Even if you aren’t super busy on some accounts, the backlinks will be lodged online. When you Google someone, inevitably not only their site but also their social media handles come up, sometimes even above their site in the rankings. This is because social is updated more frequently, usually, than a site which may stick with static content for months.
I have written about how we can get away with blogging less often but more in-depth, rather than stressing over three posts a week. We do however use social media several times a day to add quick thoughts or to curate content. Keeping up to date with your social media, re-tweeting and reposting old content from your blog is a double whammy: keeping your social fresh and found; and also giving you more backlinks out there.
6. Join some Facebook Groups and be a valuable contributor
I am sure you’re members of some Facebook Group in your chosen blog niche, but are you active on it? Time to whittle down to a few then where you can hang out easily, and contribute helping others with your insights and expertise. I was a late convert to Facebook Groups but now schedule time to participate with a genuine wish to help. I’ve found that after I comment in threads offering pertinent pointers, I see a traffic surge and list growth.
People click through, suss me out, and decide that my blog has more content they need. Facebook is a route to getting people in the door, and word of mouth is hugely powerful. So don’t disappoint them when they arrive and always link to useful content to back up your thread comments.
Most groups offer select days of the week where you can freely promote your latest in goods or services; just ensure you adhere to the admin rules. I’ve listed some choice Facebook Groups for bloggers, freelancers and solopreneurs which I’ve found helpful.
7. Create Infographics others want to share
Infographics are great link and traffic juice, and have been doing so for several years now. There’s a down side though – infographics can take time to create, especially if you’re not a graphic designer. Canva and Picmonkey offer templates and you can also find some on Creativemarket. This is a real bonus and time-saver.
But what if you can’t design or wish to share an infographic from someone else, yet benefit from the link juice? Easy: just paste the shareable code in a blog post, and then write an intro and conclusion round totaling not less than 350 words, with keywords, so Google is happy. Make sure you credit and link to the source, then share your blog post on all your social media.
Neil Patel, a guru of SEO who has some really deep and long on and off page SEO tutorials, suggests you can even cut a portion of the infographic, and then remodel your post around that part alone. This way, you are adding value to a niche part of the info on the infographic and giving it a different, second life. You always need to credit and link to the original source, don’t forget.
Repin your version of the infographic and see it repinned again and again – so long as you chose a really good infographic and can add your own take to it. Ideally, include your own creations though, to really add value to your brand as a trusted authority.
Off page SEO tutorial recap
None of the tips above are hard work, but do need consciously factoring in to your post / content planning.

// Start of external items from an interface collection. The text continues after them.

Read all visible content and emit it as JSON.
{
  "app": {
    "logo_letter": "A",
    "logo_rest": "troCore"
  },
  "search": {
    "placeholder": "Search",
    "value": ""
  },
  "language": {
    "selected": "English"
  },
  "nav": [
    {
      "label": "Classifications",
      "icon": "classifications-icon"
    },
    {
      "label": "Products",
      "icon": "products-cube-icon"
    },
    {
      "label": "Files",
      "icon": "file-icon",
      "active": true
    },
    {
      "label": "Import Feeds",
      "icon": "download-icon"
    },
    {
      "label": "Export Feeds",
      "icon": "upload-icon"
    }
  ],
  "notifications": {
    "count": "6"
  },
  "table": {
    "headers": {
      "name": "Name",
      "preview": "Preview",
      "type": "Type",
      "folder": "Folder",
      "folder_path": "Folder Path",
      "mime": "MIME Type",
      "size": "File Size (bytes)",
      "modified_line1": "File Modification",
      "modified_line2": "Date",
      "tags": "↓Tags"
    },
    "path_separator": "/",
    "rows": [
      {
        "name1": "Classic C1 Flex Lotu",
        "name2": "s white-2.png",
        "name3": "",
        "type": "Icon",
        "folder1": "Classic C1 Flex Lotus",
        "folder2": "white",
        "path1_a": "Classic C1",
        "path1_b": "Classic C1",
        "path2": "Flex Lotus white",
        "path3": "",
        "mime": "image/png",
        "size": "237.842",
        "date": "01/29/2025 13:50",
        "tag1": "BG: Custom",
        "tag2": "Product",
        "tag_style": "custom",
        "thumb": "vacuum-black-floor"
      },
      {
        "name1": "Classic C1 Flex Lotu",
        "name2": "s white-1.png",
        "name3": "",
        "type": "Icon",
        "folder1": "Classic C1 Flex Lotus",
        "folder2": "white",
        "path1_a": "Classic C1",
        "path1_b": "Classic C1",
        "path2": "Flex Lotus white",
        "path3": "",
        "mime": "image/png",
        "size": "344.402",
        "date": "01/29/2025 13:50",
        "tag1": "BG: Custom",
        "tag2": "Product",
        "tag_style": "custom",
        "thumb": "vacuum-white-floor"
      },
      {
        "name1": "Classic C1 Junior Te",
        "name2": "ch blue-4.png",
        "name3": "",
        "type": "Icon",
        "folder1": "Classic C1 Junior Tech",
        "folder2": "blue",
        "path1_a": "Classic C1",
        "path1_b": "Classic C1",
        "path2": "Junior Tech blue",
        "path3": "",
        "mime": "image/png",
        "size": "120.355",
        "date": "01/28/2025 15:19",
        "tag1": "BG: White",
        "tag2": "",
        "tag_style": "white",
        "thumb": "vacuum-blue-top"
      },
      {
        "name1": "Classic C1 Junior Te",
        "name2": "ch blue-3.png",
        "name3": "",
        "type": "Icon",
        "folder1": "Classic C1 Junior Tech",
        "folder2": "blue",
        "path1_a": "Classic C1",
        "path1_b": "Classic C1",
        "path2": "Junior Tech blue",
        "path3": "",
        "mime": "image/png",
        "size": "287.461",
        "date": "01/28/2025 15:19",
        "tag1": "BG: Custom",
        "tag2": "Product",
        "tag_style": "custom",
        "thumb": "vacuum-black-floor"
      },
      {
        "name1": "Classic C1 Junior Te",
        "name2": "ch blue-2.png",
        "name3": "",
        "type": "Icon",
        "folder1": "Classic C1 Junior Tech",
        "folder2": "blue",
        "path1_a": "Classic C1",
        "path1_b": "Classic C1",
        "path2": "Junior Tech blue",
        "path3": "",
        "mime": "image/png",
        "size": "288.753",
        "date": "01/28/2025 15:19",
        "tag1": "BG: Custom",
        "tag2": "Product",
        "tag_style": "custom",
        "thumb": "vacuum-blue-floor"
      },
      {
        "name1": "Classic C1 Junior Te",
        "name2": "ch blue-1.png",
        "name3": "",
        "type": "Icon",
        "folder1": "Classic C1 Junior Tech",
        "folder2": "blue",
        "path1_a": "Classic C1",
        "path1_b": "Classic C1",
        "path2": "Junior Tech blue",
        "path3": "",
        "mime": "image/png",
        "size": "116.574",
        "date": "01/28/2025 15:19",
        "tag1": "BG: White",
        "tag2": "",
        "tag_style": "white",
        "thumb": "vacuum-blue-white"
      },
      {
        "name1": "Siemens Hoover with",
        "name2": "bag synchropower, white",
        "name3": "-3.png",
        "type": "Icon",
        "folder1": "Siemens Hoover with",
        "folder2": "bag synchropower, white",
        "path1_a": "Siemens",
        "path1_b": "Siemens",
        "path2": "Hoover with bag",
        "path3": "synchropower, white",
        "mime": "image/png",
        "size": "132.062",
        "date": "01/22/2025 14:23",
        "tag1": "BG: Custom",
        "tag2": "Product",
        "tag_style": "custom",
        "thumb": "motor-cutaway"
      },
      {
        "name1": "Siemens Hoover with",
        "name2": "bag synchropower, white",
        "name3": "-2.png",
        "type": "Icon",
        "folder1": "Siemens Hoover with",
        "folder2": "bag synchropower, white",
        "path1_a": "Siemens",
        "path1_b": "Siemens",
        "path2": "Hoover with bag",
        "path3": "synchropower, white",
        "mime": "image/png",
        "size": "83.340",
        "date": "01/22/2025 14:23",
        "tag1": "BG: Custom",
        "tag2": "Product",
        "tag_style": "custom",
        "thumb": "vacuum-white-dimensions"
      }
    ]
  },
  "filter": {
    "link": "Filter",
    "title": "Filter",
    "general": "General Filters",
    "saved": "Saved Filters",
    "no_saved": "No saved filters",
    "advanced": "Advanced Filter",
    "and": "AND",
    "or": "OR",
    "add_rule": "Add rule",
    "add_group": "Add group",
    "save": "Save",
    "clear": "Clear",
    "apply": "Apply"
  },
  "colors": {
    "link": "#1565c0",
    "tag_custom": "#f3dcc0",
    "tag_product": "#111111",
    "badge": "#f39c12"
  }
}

Try some out, see how you fare with them or enjoy implementing them.